  1. When you list your work experience, be sure to include the following information for each position:
    • Job Title (including the level)
    • Employer’s name and city
    • Duties and accomplishments
    • Supervisor’s name and phone number (this is particularly good to have when an RFP requests a reference for each project listed in the matrix)
    • Start and end dates (month AND year)
  1. It is often a requirement of an RFP response that you send supporting documentation, including proof of education, certifications or security clearance. It is always a good idea to keep a scanned copy of these documents ready to send if necessary.
  2. Organize your resume information. You may want to consider sub-headings for different flavors of your resume. This will allow you to add bullets to your resume easily for targeted matrix responses or remove bullet points or sub-headings from your resume if the experience is not relevant to that particular job posting.
  3. You should never submit a resume to a job posting without updating the responsibilities section of your resume. It is important that you demonstrate that you are qualified for the role and gear your resume updates toward demonstrating this. Review the qualifications of the job posting/matrix for the position you are targeting. By reviewing this it allows you to better understand which of your qualifications you should emphasize and elaborate on in the resume. Matrices actually provide a major competitive advantage in a job search because the client reveals exactly what they are looking for. Go through the matrix, item by item, and highlight all the relevant experience in your resume. If more detail is needed, tailor your experience in your resume and explain how you meet each requirement.
  4. Keywords, keywords, keywords. Look for Keywords, such as repeated verbs or technical terminologies that are listed in the job posting or matrix. Once you have identified these words then use them in your resume and more importantly provide proof that you have the experience by elaborating on the context of how you gained the experience. A good way to do this is to use numbers, provide examples and focus on the outcome of your activities to emphasize results.
  5. Update job titles frequently. You may need to change your job titles to better fit the job description, such as changing “Project Producer” to “Project Manager” or “Data Scientist” in a private-sector job to “Data Architect.”
  6. Go long. Federal resumes are always longer. Use as many pages as needed to provide a thorough review of your work and education. Be detailed and remember, you’re using your updated resume to make your case and prove that you’re the best fit for this job.  That being said, carefully open with your key qualifications and avoid losing your reader/qualifiers. You could also add a profile statement or qualifications summary to the top of your resume to highlight your most noteworthy and relevant accomplishments.
  7. Proof read your resume. Similar to other resumes, editing and reviewing is important. Not only are you outlining your qualifications but you are also submitting a writing sample. Proof read and edit the resume at least 3 times before submitting your resume for a job posting.

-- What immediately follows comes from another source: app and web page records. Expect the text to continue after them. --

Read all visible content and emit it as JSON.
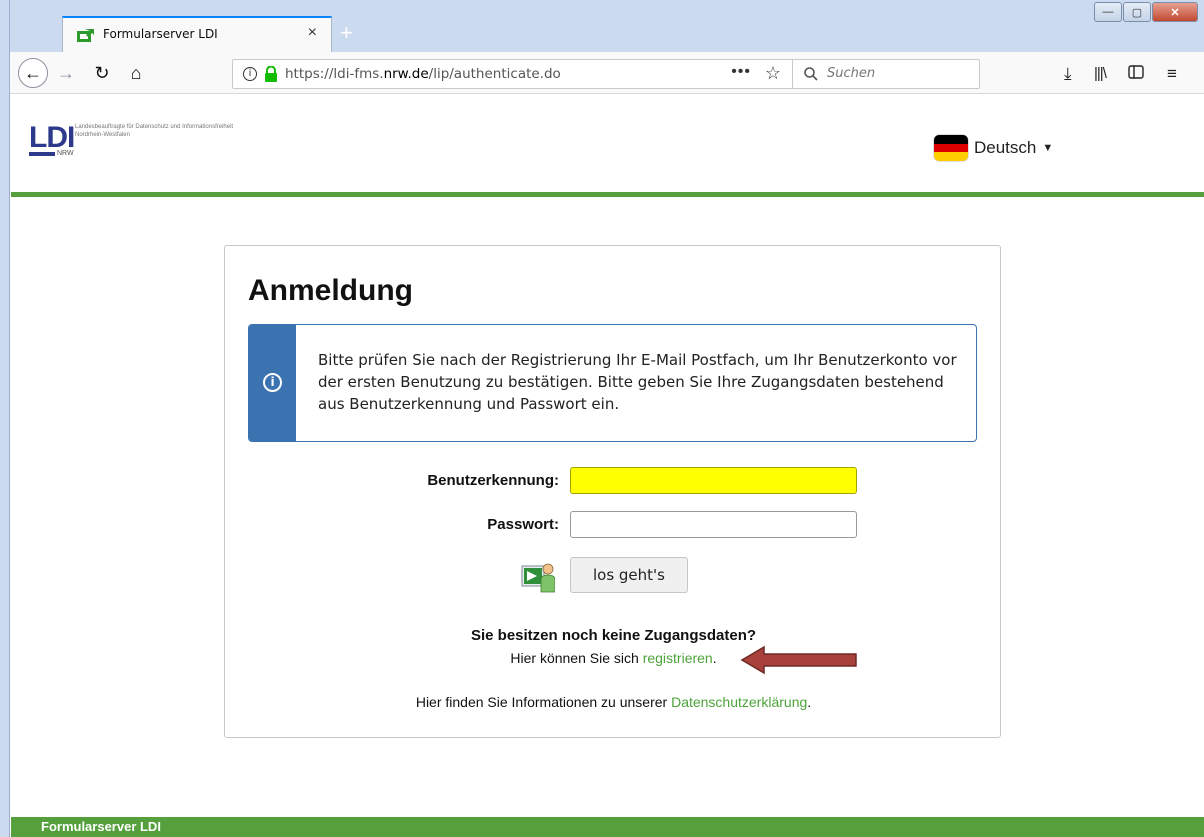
{
  "browser": {
    "tab_title": "Formularserver LDI",
    "tab_close": "×",
    "new_tab": "+",
    "window_controls": {
      "minimize": "—",
      "maximize": "▢",
      "close": "✕"
    },
    "url_prefix": "https://ldi-fms.",
    "url_domain": "nrw.de",
    "url_path": "/lip/authenticate.do",
    "url_more": "•••",
    "bookmark_star": "☆",
    "search_placeholder": "Suchen",
    "nav_icons": {
      "back": "back-arrow-icon",
      "forward": "forward-arrow-icon",
      "reload": "reload-icon",
      "home": "home-icon"
    },
    "toolbar_icons": [
      "download-icon",
      "library-icon",
      "sidebar-icon",
      "menu-icon"
    ],
    "accent_color": "#0a84ff"
  },
  "site": {
    "logo_text": "LDI",
    "logo_nrw": "NRW",
    "logo_subtitle": "Landesbeauftragte für Datenschutz und Informationsfreiheit Nordrhein-Westfalen",
    "language": "Deutsch",
    "brand_color": "#55a03c"
  },
  "login": {
    "title": "Anmeldung",
    "info_text": "Bitte prüfen Sie nach der Registrierung Ihr E-Mail Postfach, um Ihr Benutzerkonto vor der ersten Benutzung zu bestätigen. Bitte geben Sie Ihre Zugangsdaten bestehend aus Benutzerkennung und Passwort ein.",
    "username_label": "Benutzerkennung:",
    "username_value": "",
    "password_label": "Passwort:",
    "password_value": "",
    "submit_label": "los geht's",
    "no_access_title": "Sie besitzen noch keine Zugangsdaten?",
    "register_prefix": "Hier können Sie sich ",
    "register_link": "registrieren",
    "register_suffix": ".",
    "privacy_prefix": "Hier finden Sie Informationen zu unserer ",
    "privacy_link": "Datenschutzerklärung",
    "privacy_suffix": "."
  },
  "footer": {
    "text": "Formularserver LDI"
  }
}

How New Grads Can Land a Job without a Resume

Most college and university students across Canada are either just finishing or will soon be starting their Reading Week/Winter Breaks. Especially for those close to graduating and looking to get ahead of their peers, that means preparing for a competitive job search and maybe even sending out some applications.

The first step in any job search is creating a great resume that will grab the attention of employers and perfectly describe your skills and abilities. There are countless sources to help you write that resume — just last week we shared a video providing some fresh resume tips for 2018. What we often don’t talk about is how to search for a job without a resume.

This video from jobposting.ca provides 3 tips to find your next job without a resume, specifically for new grads who are just entering the job market. If you know anybody starting out their job search, you may help them reduce their stress level just by forwarding them this post. Or, if your career requires a detailed resume, these tips are perfect to supplement your job search any time.